“You do coach the guys you have available to you,’’ he said, “but Clayton’s never put completely on the shelf. We’re moving him forward with the install, with his rehab. We’re going to get him as healthy as we can as quickly as we can, but we’re starting to already figure out, ‘OK, who will be and who may not be available come week 1?’
“We’ve got to have those contingencies in place.’’
Monachino said it’s going to be ‘close’’ whether Geathers is ready for the opener.
“It’s going to be right there at the end,’’ he said. “If we can get good practices out of him before (the Lions), obviously he’ll be up and ready to go against Detroit.’’
If not, it’s Green, who was a wide receiver at Auburn until switching to safety for his final two seasons.
Green was asked if the Colts have thrown him into the deep end of the pool and demanded he sink or swim.
“I know how to swim so that’s a good thing,’’ he said. “I have to be prepared to go out there and play.
“I have full confidence in my capabilities.’’
Monachino noted the key to working with rookies is determining their strengths and weaknesses, and proceeding accordingly.
“We’re going to do what we can to make sure that those shoes fit those players well and they can play well and play fast,’’ he said. “You try to prepare them and try to emphasize what they do well and you try to stay away from as many weaknesses as you can.’’
The Colts haven’t shied away from leaning on rookies from the outset. Consider:
- In the foundational draft of 2012, quarterback Andrew Luck, tight ends Dwayne Allen and Coby Fleener and running back Vick Ballard each started at least 10 games. T.Y. Hilton appeared in 15 games and was the third-leading receiver behind Reggie Wayne and Donnie Avery with 50 catches, 861 yards and a team-high seven touchdown catches. Luck went to the first of three Pro Bowls. Ballard led team in rushing. Allen led all rookie tight ends with 45 receptions.
- In 2013, guard Hugh Thornton started 12 games and tight end Jack Doyle four. First-round draft pick Bjoern Werner was a quiet rookie despite appearing in 13 games with one start.
- In 2014, second-round pick Jack Mewhort started 13 games at left guard and one at right tackle, and Jon Harrison, an undrafted rookie, started 10 games at center.

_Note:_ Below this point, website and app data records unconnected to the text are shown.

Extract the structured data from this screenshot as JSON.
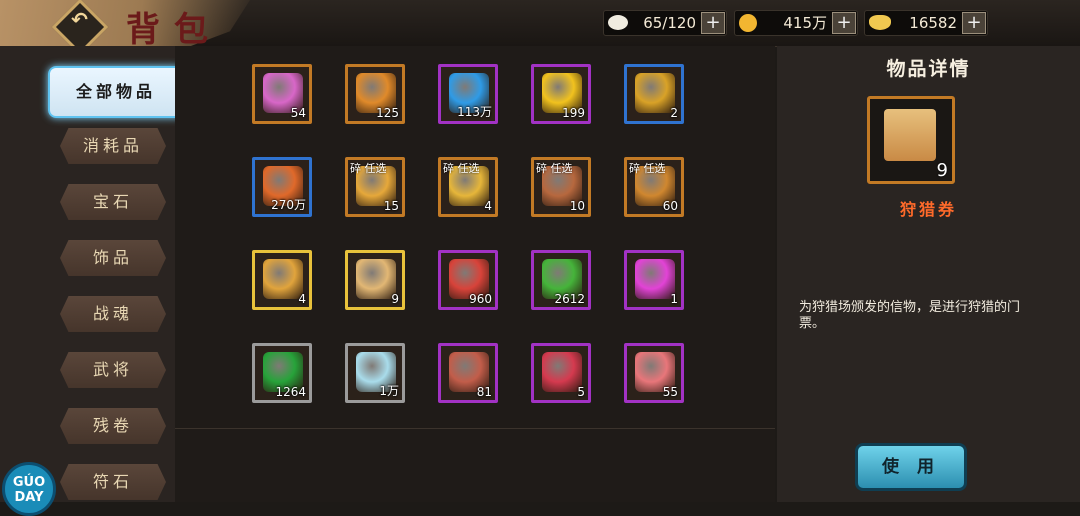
{
  "header": {
    "title": "背包",
    "back_icon": "back-arrow-icon",
    "resources": [
      {
        "name": "rice-ball",
        "icon": "rice-ball-icon",
        "value": "65/120",
        "color": "#f0ece0"
      },
      {
        "name": "coin",
        "icon": "gold-coin-icon",
        "value": "415万",
        "color": "#f2b631"
      },
      {
        "name": "ingot",
        "icon": "gold-ingot-icon",
        "value": "16582",
        "color": "#f0c850"
      }
    ]
  },
  "sidebar": {
    "tabs": [
      {
        "label": "全部物品",
        "active": true
      },
      {
        "label": "消耗品",
        "active": false
      },
      {
        "label": "宝石",
        "active": false
      },
      {
        "label": "饰品",
        "active": false
      },
      {
        "label": "战魂",
        "active": false
      },
      {
        "label": "武将",
        "active": false
      },
      {
        "label": "残卷",
        "active": false
      },
      {
        "label": "符石",
        "active": false
      }
    ],
    "logo_text": "GÚO DAY"
  },
  "items": [
    {
      "icon": "rainbow-gem-icon",
      "count": "54",
      "frame": "orange",
      "color": "#d867c8",
      "tag": ""
    },
    {
      "icon": "golden-fruit-icon",
      "count": "125",
      "frame": "orange",
      "color": "#e08a2a",
      "tag": ""
    },
    {
      "icon": "blue-gem-icon",
      "count": "113万",
      "frame": "purple",
      "color": "#2f9be6",
      "tag": ""
    },
    {
      "icon": "smiley-coin-icon",
      "count": "199",
      "frame": "purple",
      "color": "#f1c21e",
      "tag": ""
    },
    {
      "icon": "gold-token-icon",
      "count": "2",
      "frame": "blue",
      "color": "#d9a227",
      "tag": ""
    },
    {
      "icon": "red-stone-icon",
      "count": "270万",
      "frame": "blue",
      "color": "#e0692a",
      "tag": ""
    },
    {
      "icon": "treasure-chest-icon",
      "count": "15",
      "frame": "orange",
      "color": "#e6a83a",
      "tag": "碎  任选"
    },
    {
      "icon": "treasure-chest-icon",
      "count": "4",
      "frame": "orange",
      "color": "#e6b63a",
      "tag": "碎  任选"
    },
    {
      "icon": "treasure-chest-icon",
      "count": "10",
      "frame": "orange",
      "color": "#b7683e",
      "tag": "碎  任选"
    },
    {
      "icon": "treasure-chest-icon",
      "count": "60",
      "frame": "orange",
      "color": "#d0872f",
      "tag": "碎  任选"
    },
    {
      "icon": "medal-icon",
      "count": "4",
      "frame": "gold",
      "color": "#e1a43c",
      "tag": ""
    },
    {
      "icon": "hunting-scroll-icon",
      "count": "9",
      "frame": "gold",
      "color": "#e2b774",
      "tag": ""
    },
    {
      "icon": "shirt-puzzle-icon",
      "count": "960",
      "frame": "purple",
      "color": "#d8433a",
      "tag": ""
    },
    {
      "icon": "green-orb-icon",
      "count": "2612",
      "frame": "purple",
      "color": "#45b43a",
      "tag": ""
    },
    {
      "icon": "magic-orb-icon",
      "count": "1",
      "frame": "purple",
      "color": "#e243d6",
      "tag": ""
    },
    {
      "icon": "green-crystal-icon",
      "count": "1264",
      "frame": "gray",
      "color": "#27a33a",
      "tag": ""
    },
    {
      "icon": "ice-crystal-icon",
      "count": "1万",
      "frame": "gray",
      "color": "#a9dceb",
      "tag": ""
    },
    {
      "icon": "torn-scroll-icon",
      "count": "81",
      "frame": "purple",
      "color": "#c25d4a",
      "tag": ""
    },
    {
      "icon": "lucky-bag-icon",
      "count": "5",
      "frame": "purple",
      "color": "#d53a4f",
      "tag": ""
    },
    {
      "icon": "ranking-card-icon",
      "count": "55",
      "frame": "purple",
      "color": "#e8767a",
      "tag": ""
    }
  ],
  "detail": {
    "title": "物品详情",
    "item_icon": "hunting-scroll-icon",
    "count": "9",
    "name": "狩猎券",
    "description": "为狩猎场颁发的信物，是进行狩猎的门票。",
    "use_label": "使 用"
  }
}
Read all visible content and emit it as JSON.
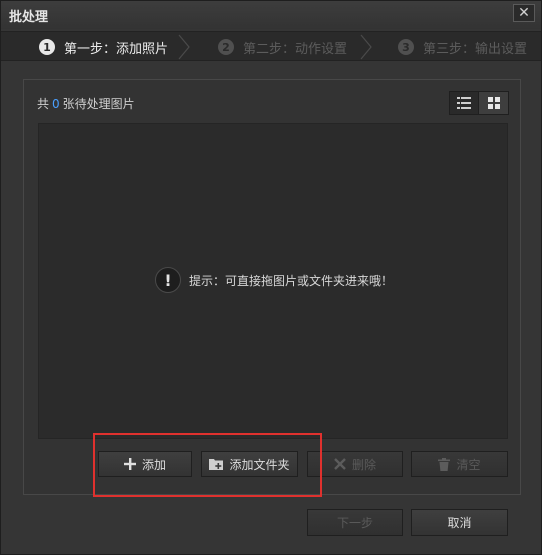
{
  "window": {
    "title": "批处理",
    "close_label": "✕"
  },
  "steps": [
    {
      "num": "1",
      "label": "第一步：添加照片",
      "state": "active"
    },
    {
      "num": "2",
      "label": "第二步：动作设置",
      "state": "inactive"
    },
    {
      "num": "3",
      "label": "第三步：输出设置",
      "state": "inactive"
    }
  ],
  "panel": {
    "count_prefix": "共",
    "count": "0",
    "count_suffix": "张待处理图片",
    "hint_icon": "!",
    "hint_text": "提示：可直接拖图片或文件夹进来哦！"
  },
  "actions": {
    "add_label": "添加",
    "add_folder_label": "添加文件夹",
    "delete_label": "删除",
    "clear_label": "清空"
  },
  "footer": {
    "next_label": "下一步",
    "cancel_label": "取消"
  },
  "colors": {
    "accent": "#4aa0ff",
    "highlight": "#e0312e"
  }
}
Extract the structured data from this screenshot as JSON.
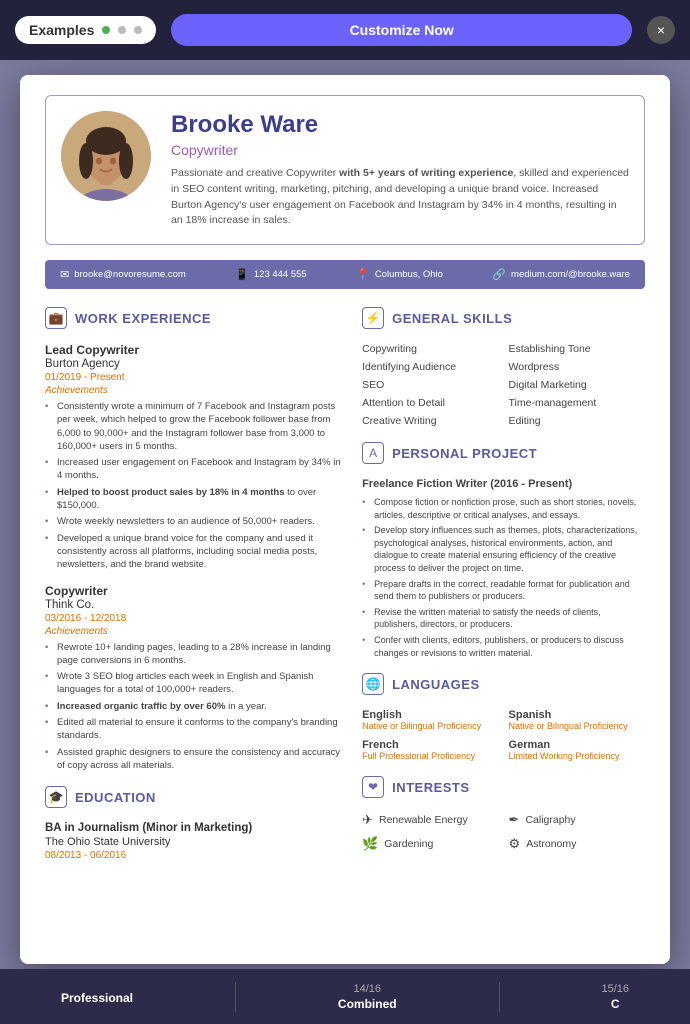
{
  "topbar": {
    "examples_label": "Examples",
    "customize_label": "Customize Now",
    "close_icon": "×",
    "dot1": "green",
    "dot2": "gray",
    "dot3": "gray"
  },
  "resume": {
    "name": "Brooke Ware",
    "title": "Copywriter",
    "description_p1": "Passionate and creative Copywriter ",
    "description_bold1": "with 5+ years of writing experience",
    "description_p2": ", skilled and experienced in SEO content writing, marketing, pitching, and developing a unique brand voice. Increased Burton Agency's user engagement on Facebook and Instagram by 34% in 4 months, resulting in an 18% increase in sales.",
    "contact": {
      "email": "brooke@novoresume.com",
      "phone": "123 444 555",
      "location": "Columbus, Ohio",
      "website": "medium.com/@brooke.ware"
    },
    "work_experience": {
      "section_title": "WORK EXPERIENCE",
      "jobs": [
        {
          "title": "Lead Copywriter",
          "company": "Burton Agency",
          "dates": "01/2019 - Present",
          "achievements_label": "Achievements",
          "bullets": [
            "Consistently wrote a minimum of 7 Facebook and Instagram posts per week, which helped to grow the Facebook follower base from 6,000 to 90,000+ and the Instagram follower base from 3,000 to 160,000+ users in 5 months.",
            "Increased user engagement on Facebook and Instagram by 34% in 4 months.",
            "Helped to boost product sales by 18% in 4 months to over $150,000.",
            "Wrote weekly newsletters to an audience of 50,000+ readers.",
            "Developed a unique brand voice for the company and used it consistently across all platforms, including social media posts, newsletters, and the brand website."
          ]
        },
        {
          "title": "Copywriter",
          "company": "Think Co.",
          "dates": "03/2016 - 12/2018",
          "achievements_label": "Achievements",
          "bullets": [
            "Rewrote 10+ landing pages, leading to a 28% increase in landing page conversions in 6 months.",
            "Wrote 3 SEO blog articles each week in English and Spanish languages for a total of 100,000+ readers.",
            "Increased organic traffic by over 60% in a year.",
            "Edited all material to ensure it conforms to the company's branding standards.",
            "Assisted graphic designers to ensure the consistency and accuracy of copy across all materials."
          ]
        }
      ]
    },
    "education": {
      "section_title": "EDUCATION",
      "degree": "BA in Journalism (Minor in Marketing)",
      "school": "The Ohio State University",
      "dates": "08/2013 - 06/2016"
    },
    "general_skills": {
      "section_title": "GENERAL SKILLS",
      "skills": [
        {
          "name": "Copywriting",
          "col": 1
        },
        {
          "name": "Establishing Tone",
          "col": 2
        },
        {
          "name": "Identifying Audience",
          "col": 1
        },
        {
          "name": "Wordpress",
          "col": 2
        },
        {
          "name": "SEO",
          "col": 1
        },
        {
          "name": "Digital Marketing",
          "col": 2
        },
        {
          "name": "Attention to Detail",
          "col": 1
        },
        {
          "name": "Time-management",
          "col": 2
        },
        {
          "name": "Creative Writing",
          "col": 1
        },
        {
          "name": "Editing",
          "col": 2
        }
      ]
    },
    "personal_project": {
      "section_title": "PERSONAL PROJECT",
      "project_title": "Freelance Fiction Writer (2016 - Present)",
      "bullets": [
        "Compose fiction or nonfiction prose, such as short stories, novels, articles, descriptive or critical analyses, and essays.",
        "Develop story influences such as themes, plots, characterizations, psychological analyses, historical environments, action, and dialogue to create material ensuring efficiency of the creative process to deliver the project on time.",
        "Prepare drafts in the correct, readable format for publication and send them to publishers or producers.",
        "Revise the written material to satisfy the needs of clients, publishers, directors, or producers.",
        "Confer with clients, editors, publishers, or producers to discuss changes or revisions to written material."
      ]
    },
    "languages": {
      "section_title": "LANGUAGES",
      "langs": [
        {
          "name": "English",
          "level": "Native or Bilingual Proficiency"
        },
        {
          "name": "Spanish",
          "level": "Native or Bilingual Proficiency"
        },
        {
          "name": "French",
          "level": "Full Professional Proficiency"
        },
        {
          "name": "German",
          "level": "Limited Working Proficiency"
        }
      ]
    },
    "interests": {
      "section_title": "INTERESTS",
      "items": [
        {
          "name": "Renewable Energy",
          "icon": "✈"
        },
        {
          "name": "Caligraphy",
          "icon": "✒"
        },
        {
          "name": "Gardening",
          "icon": "🌿"
        },
        {
          "name": "Astronomy",
          "icon": "⚙"
        }
      ]
    }
  },
  "bottom": {
    "items": [
      {
        "num": "",
        "label": "Professional"
      },
      {
        "num": "14/16",
        "label": "Combined"
      },
      {
        "num": "15/16",
        "label": "C"
      }
    ]
  }
}
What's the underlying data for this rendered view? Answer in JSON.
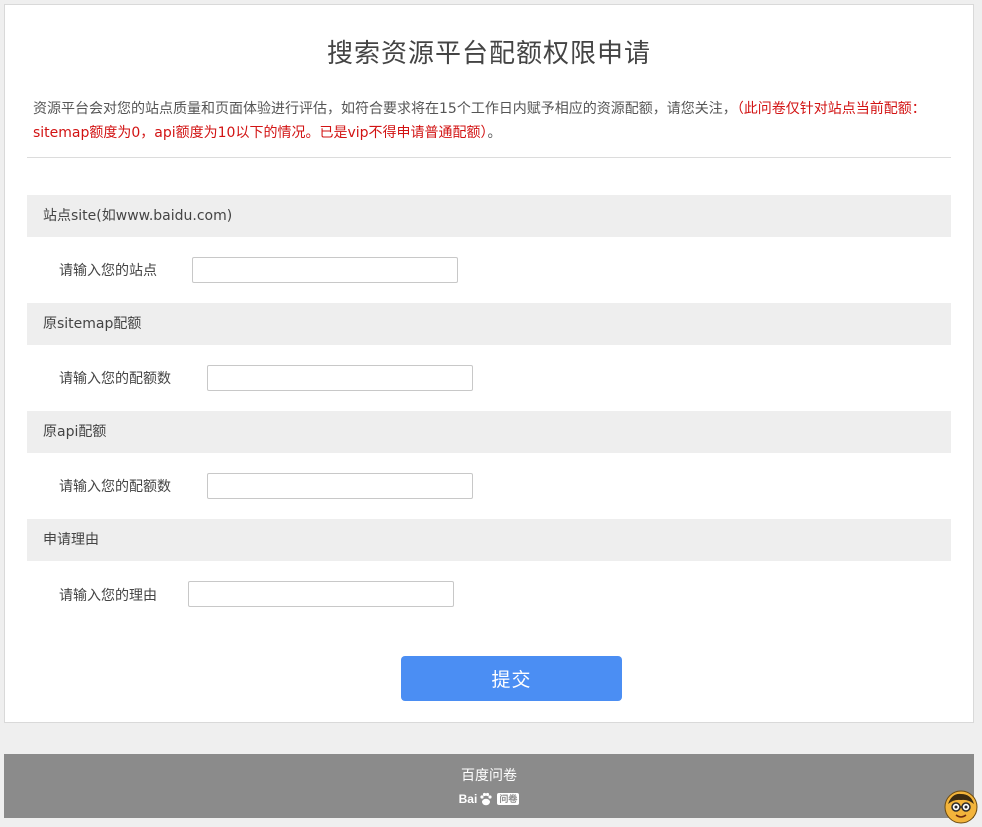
{
  "page": {
    "title": "搜索资源平台配额权限申请",
    "intro_text": "资源平台会对您的站点质量和页面体验进行评估，如符合要求将在15个工作日内赋予相应的资源配额，请您关注，",
    "intro_highlight": "（此问卷仅针对站点当前配额：sitemap额度为0，api额度为10以下的情况。已是vip不得申请普通配额）",
    "intro_tail": "。"
  },
  "questions": [
    {
      "section": "站点site(如www.baidu.com)",
      "label": "请输入您的站点"
    },
    {
      "section": "原sitemap配额",
      "label": "请输入您的配额数"
    },
    {
      "section": "原api配额",
      "label": "请输入您的配额数"
    },
    {
      "section": "申请理由",
      "label": "请输入您的理由"
    }
  ],
  "form": {
    "submit_label": "提交"
  },
  "footer": {
    "title": "百度问卷",
    "logo_text": "Bai",
    "logo_suffix": "问卷"
  },
  "colors": {
    "accent": "#4b8ef3",
    "highlight": "#d21313",
    "footer_bg": "#8b8b8b"
  }
}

Jonathan Newsome led the team in sacks and Donte Moncrief had 32 catches and three TDs in 16 games, two as a starter.
- Last year, Anderson started the first nine games at defensive tackle before suffering the season-ending knee injury and David Parry was a 16-game starter at nose. Denzelle Good started four games at right tackle and Geathers got into 15 games at safety/linebacker, two as a starter. The top kicker returner, Quan Bray, was a rookie.
“At this point we’re all pros,’’ said Adams. “Just like last year when Henry, David Parry stepped in there and did a wonderful job. Some guys need to be thrown in the fire to see what they’ve got right now.
“(General manager Ryan) Grigson did a good job of bringing these guys in. They’re not here to just sit behind me or sit behind anybody. They’re here to play. We’re all here to play and compete for a job. If they ain’t ready, they’d better be ready.’’